Ford has announced a recall for more than 140,000 Focus units because of a fault in the windshield wiper motors. The motor can develop a leak, causing the wiper motor to fail and thus pose a risk of reduced visibility to drivers.
Ford out to wipe defect from the Focus
The Ford Motor Company, according to the New York Times has filed a brief with the National Highway Traffic Safety Administration announcing a recall for the Focus because of a defect in the windshield wiper motor. The Ford Focus recall covers only 2012 models. In total, according to Inside Line, the recall affects 140,310 Focus cars.
The affected units were manufactured between Aug. 1, 2010, and Oct. 18, 2011. All recalled Focuses were made at Ford’s Michigan Assembly Plant in Wayne, Mich. Ford dealers have been notified that a hold has been placed on delivery of the Focus until the problem is resolved.
The issue is with the wiring harness for the passenger-side windshield wiper motor. On affected vehicles, a faulty seal in the wiring can cause water, wiper fluid and other liquids or materials to leak into the wiring harness connector. The wiper motor can work erratically or fail as a result, reducing visibility and increase the chances of a crash.
The defect, according to the New York Times, was discovered at the factory, where all U.S. Ford Focus models are assembled. The recall being limited to vehicles made on or before Oct. 18, 2011 means Ford could have received a bad batch of parts from the manufacturer, though automakers are usually loathe to disclose if they received a bad shipment or from which manufacturer they received them from.
The recall will start by May 21. Ford will contact owners and direct them to take their cars to their local Ford dealership and service center, where the wiper wiring harness will be cleaned, inspected and sealed or replaced as necessary, free of charge.

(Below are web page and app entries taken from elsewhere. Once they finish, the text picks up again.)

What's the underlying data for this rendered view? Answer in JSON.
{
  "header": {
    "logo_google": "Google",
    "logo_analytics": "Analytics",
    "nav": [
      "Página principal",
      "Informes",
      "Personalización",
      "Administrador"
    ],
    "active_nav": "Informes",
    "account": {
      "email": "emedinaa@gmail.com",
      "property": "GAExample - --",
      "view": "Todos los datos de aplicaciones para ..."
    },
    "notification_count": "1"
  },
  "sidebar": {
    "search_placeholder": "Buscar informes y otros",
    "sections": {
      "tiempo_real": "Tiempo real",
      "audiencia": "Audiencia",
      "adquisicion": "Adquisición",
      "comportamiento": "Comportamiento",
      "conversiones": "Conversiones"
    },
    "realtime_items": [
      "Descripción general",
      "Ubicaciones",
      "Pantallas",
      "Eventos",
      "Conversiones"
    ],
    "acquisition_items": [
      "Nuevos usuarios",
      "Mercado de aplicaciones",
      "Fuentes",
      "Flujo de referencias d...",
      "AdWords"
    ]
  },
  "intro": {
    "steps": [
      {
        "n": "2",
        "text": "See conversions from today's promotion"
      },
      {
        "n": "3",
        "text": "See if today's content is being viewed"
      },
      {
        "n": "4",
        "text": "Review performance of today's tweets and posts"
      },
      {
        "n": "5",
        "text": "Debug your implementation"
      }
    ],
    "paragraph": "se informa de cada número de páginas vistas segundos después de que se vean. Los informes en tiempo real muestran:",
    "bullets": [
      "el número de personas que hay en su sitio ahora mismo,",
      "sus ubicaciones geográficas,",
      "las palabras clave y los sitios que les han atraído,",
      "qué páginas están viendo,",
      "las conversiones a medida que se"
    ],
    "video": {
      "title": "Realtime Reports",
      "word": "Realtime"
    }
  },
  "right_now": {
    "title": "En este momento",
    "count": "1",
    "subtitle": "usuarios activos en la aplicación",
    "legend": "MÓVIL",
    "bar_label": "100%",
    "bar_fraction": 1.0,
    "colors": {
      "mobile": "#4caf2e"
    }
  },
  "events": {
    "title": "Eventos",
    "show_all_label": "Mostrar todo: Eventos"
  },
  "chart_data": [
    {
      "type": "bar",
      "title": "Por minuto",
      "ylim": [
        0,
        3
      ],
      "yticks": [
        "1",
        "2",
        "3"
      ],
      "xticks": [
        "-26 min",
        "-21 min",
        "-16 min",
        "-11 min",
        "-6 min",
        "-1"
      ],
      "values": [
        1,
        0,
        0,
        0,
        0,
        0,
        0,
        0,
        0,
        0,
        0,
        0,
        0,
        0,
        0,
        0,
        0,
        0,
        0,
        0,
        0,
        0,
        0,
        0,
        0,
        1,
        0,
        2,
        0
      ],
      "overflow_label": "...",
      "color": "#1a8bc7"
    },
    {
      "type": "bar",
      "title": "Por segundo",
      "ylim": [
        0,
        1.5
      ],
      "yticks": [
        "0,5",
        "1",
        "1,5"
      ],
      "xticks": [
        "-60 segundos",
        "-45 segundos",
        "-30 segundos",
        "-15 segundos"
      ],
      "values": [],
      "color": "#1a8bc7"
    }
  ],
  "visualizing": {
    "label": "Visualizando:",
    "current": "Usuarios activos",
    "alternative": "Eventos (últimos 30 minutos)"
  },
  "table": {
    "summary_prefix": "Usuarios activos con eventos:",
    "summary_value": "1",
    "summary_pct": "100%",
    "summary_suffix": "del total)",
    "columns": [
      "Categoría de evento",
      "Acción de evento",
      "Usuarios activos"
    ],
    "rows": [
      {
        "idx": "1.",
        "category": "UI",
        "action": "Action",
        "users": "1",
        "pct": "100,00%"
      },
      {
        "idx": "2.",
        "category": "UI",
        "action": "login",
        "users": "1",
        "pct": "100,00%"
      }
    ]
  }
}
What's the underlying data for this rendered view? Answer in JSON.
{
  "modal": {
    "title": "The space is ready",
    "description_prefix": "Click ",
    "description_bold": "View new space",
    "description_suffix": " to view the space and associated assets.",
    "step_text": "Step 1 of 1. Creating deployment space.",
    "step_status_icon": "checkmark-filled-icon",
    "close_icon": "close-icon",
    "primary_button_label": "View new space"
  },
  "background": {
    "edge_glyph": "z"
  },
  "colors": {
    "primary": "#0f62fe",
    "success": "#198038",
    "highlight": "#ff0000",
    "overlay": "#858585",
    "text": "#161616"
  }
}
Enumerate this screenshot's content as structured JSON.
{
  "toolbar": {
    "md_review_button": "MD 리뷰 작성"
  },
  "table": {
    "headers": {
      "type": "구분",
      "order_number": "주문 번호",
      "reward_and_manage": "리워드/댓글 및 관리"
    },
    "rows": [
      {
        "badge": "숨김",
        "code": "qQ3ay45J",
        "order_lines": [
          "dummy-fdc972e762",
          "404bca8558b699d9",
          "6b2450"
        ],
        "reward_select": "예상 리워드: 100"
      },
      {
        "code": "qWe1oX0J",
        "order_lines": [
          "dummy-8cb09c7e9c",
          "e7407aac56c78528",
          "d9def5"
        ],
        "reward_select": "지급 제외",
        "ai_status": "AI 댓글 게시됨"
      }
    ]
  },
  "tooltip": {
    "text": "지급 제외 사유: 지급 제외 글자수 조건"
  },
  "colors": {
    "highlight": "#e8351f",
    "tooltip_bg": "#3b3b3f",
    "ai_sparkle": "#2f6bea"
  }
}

E-series van switches cleared by NHTSA
In other news, the National Highway Traffic Safety Administration has wrapped a probe into faulty blower motor switches in the E-350 and E-450 series of large passenger vans, according to The Detroit News. The agency had received 1,036 complaints of failed switches, two of which resulted in a fire. No injuries were reported.
The NHTSA began an investigation in December of 2009 into the possibility of fire in nearly 1.1 million 1997 to 2008 E-350 and E-450 vans. The probe was upgraded to an engineering analysis in April 2010, often the last step before a recall.
However, the NHTSA is not urging Ford to issue a recall. Ford has issued a technical service bulletin ordering dealers to replace the switch and electrical connector with a different switch that is less likely to fail or cause a fire.